-- Assignment --
Only lines that contain the word "title" belong in the answer; copy them from the records below.
[Data provided Boundary: Start]
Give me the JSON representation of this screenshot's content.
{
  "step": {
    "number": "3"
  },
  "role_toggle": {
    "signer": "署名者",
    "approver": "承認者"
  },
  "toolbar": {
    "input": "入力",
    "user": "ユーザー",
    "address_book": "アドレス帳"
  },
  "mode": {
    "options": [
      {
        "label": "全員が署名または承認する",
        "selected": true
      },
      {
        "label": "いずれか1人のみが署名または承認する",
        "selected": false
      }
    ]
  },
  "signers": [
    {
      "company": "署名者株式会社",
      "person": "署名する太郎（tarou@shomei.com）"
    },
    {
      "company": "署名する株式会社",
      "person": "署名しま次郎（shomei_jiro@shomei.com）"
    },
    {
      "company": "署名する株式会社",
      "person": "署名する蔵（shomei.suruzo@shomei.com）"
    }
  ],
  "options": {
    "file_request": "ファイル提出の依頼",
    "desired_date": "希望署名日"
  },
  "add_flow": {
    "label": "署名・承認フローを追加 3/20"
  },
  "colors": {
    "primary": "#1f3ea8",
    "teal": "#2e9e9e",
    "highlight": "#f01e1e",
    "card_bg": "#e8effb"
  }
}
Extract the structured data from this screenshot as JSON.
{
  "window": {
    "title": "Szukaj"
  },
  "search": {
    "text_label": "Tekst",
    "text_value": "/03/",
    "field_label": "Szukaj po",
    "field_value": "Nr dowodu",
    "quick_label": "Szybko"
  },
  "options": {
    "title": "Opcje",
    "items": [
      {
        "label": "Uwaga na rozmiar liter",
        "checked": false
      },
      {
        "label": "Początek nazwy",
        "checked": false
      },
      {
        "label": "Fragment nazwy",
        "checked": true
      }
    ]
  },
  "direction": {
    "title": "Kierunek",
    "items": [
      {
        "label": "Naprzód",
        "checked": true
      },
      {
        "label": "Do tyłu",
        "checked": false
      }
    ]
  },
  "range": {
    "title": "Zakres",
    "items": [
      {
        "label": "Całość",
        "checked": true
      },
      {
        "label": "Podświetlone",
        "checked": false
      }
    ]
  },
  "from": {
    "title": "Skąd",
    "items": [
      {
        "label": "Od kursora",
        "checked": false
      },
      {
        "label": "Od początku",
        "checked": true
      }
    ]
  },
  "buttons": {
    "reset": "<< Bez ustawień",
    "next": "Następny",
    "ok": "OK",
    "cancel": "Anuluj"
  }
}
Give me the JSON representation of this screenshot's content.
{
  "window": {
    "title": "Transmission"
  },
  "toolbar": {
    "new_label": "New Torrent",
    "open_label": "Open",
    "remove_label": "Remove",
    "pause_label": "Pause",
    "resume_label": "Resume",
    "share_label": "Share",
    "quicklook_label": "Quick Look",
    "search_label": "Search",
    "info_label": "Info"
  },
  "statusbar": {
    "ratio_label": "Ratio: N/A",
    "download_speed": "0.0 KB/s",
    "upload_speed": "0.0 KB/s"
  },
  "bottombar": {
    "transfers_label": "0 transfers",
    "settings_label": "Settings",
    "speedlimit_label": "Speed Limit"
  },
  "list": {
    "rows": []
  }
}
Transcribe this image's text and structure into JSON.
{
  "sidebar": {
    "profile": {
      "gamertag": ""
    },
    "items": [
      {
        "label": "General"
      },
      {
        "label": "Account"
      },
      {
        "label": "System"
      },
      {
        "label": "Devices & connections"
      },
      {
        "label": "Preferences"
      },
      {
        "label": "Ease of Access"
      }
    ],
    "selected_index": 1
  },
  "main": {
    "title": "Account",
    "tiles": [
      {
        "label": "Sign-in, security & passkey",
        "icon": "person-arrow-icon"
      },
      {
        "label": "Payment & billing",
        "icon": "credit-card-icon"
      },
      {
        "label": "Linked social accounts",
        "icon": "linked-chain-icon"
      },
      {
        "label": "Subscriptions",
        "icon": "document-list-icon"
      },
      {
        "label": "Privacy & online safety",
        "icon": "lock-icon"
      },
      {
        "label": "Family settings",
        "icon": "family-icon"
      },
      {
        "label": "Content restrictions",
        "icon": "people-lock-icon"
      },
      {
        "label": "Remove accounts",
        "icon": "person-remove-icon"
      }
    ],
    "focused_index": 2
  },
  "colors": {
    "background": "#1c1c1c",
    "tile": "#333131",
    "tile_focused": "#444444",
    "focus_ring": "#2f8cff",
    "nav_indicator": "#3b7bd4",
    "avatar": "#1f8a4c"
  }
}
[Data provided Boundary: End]
-- Expected answer --
    "title": "Szukaj"
    "title": "Opcje",
    "title": "Kierunek",
    "title": "Zakres",
    "title": "Skąd",
    "title": "Transmission"
    "title": "Account",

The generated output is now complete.